If nothing else, the landscape of Christian music has more peaks and valleys because of Tooth and Nail Records. In the mid-90s—the pre-T&N era—the top acts were pop acts: dc Talk, Smitty, Amy Grant, etc. Hard and alternative rock, though a driving force in the secular marketplace, was largely ignored and definitely underrepresented in the Christian sphere. Large labels turned out glossy, expensive, often vomit-inducing music, and we bought it because there was nothing better that wasn't condemned by Focus on the Family. But in the years since, groups like MxPx, Stavesacre, P.O.D., and Starflyer 59, found a home and an audience and have impacted the Christian subculture in a way that few bands have since. Those are the peaks. The valleys—Project 86's disorganized noise, Kutless's Scott Stapp impressions, and Plankeye's much-hyped but unfortunate attempt at post-grunge rock—are quite possibly as abundant.

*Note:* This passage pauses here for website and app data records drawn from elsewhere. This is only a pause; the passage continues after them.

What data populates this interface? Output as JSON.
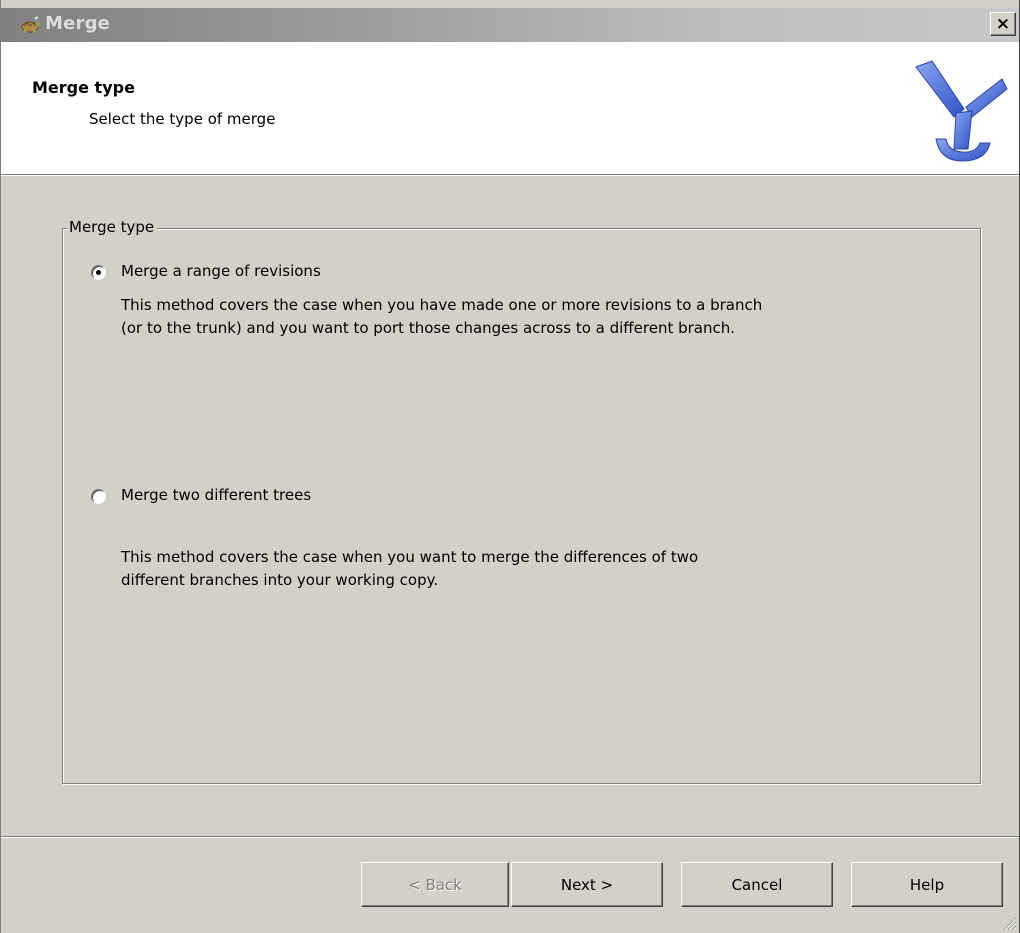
{
  "window": {
    "title": "Merge",
    "close_label": "×"
  },
  "header": {
    "title": "Merge type",
    "subtitle": "Select the type of merge"
  },
  "group": {
    "legend": "Merge type",
    "options": [
      {
        "label": "Merge a range of revisions",
        "checked": true,
        "description_lines": [
          "This method covers the case when you have made one or more revisions to a branch",
          "(or to the trunk) and you want to port those changes across to a different branch."
        ]
      },
      {
        "label": "Merge two different trees",
        "checked": false,
        "description_lines": [
          "This method covers the case when you want to merge the differences of two",
          "different branches into your working copy."
        ]
      }
    ]
  },
  "buttons": {
    "back": "< Back",
    "next": "Next >",
    "cancel": "Cancel",
    "help": "Help"
  },
  "icons": {
    "title": "tortoise-icon",
    "logo": "merge-logo-icon"
  },
  "colors": {
    "logo": "#4a6fd6",
    "dialog_bg": "#d4d0c8"
  }
}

But let's focus on the positive.
Until they disbanded late last year, Element 101 was one of the peaks. Their final offering, More Than Motion, is a dense, well-instrumented and intelligent album that has all the benefits of indie rock without many of the pitfalls. Lead singer Crissie Verhagen lends her gentle-but-powerful vocals (sometimes reminiscent of Courtney Love and Cranberries singer Dolores O'Riordan) to equally understated instrumentals that together form a powerful unit that seems disinterested in fame. There are no instrumental solos on this album, and Verhagen even hands frontperson duties over to guitarist/keyboardist Chris Mizzone on "Under the Ocean." She again takes a back seat to her bandmates on the verses to "Something Like A Dream," which are stream-of-consciousness mumblings drowned out almost completely by the rest of the band. The song is admirable because of its originality, and it will appeal to most critics, but will be cause for most others to reach for the "skip" button.
Apart from "My Darkest Night," "Love Has No Sound" and "Dream," which sound too much like the first two cuts ("Fade Away" and "Stop Breathing"), the songs on this album are fresh, carefully constructed and, to this ear, golden. The lyrics, though cryptic (you'll notice that I haven't mentioned them thus far—it's because I couldn't make sense of them) often give the feeling that the listener is walking in on the middle of a conversation. Kind of like what you might hear when sitting in a mall at Christmastime—odds and ends of various dialogues, strewn together with no particular formula or attempt at cohesiveness.
The album's strongest moments are early on. "Fade Away" and "Stop Breathing" are mid-tempo semi-rockers that set the tone for the rest of the record. Unfortunately, the band doesn't break out of that mode until the final cut, a ballad that would have been more easily digested in the middle of the order.
In all, it's rather sad to know that Element 101 is no longer with us, and that there isn't a larger market for their kind of music. With the right marketing, this band could easily have been one of the darlings of the CCM world. Another T&N band will soon take their place, but in the meantime, you might want to reach into the grave, sidestep the glut of all-too-perfect-pop and pull out More Than Motion. Help make the case for a reunion album.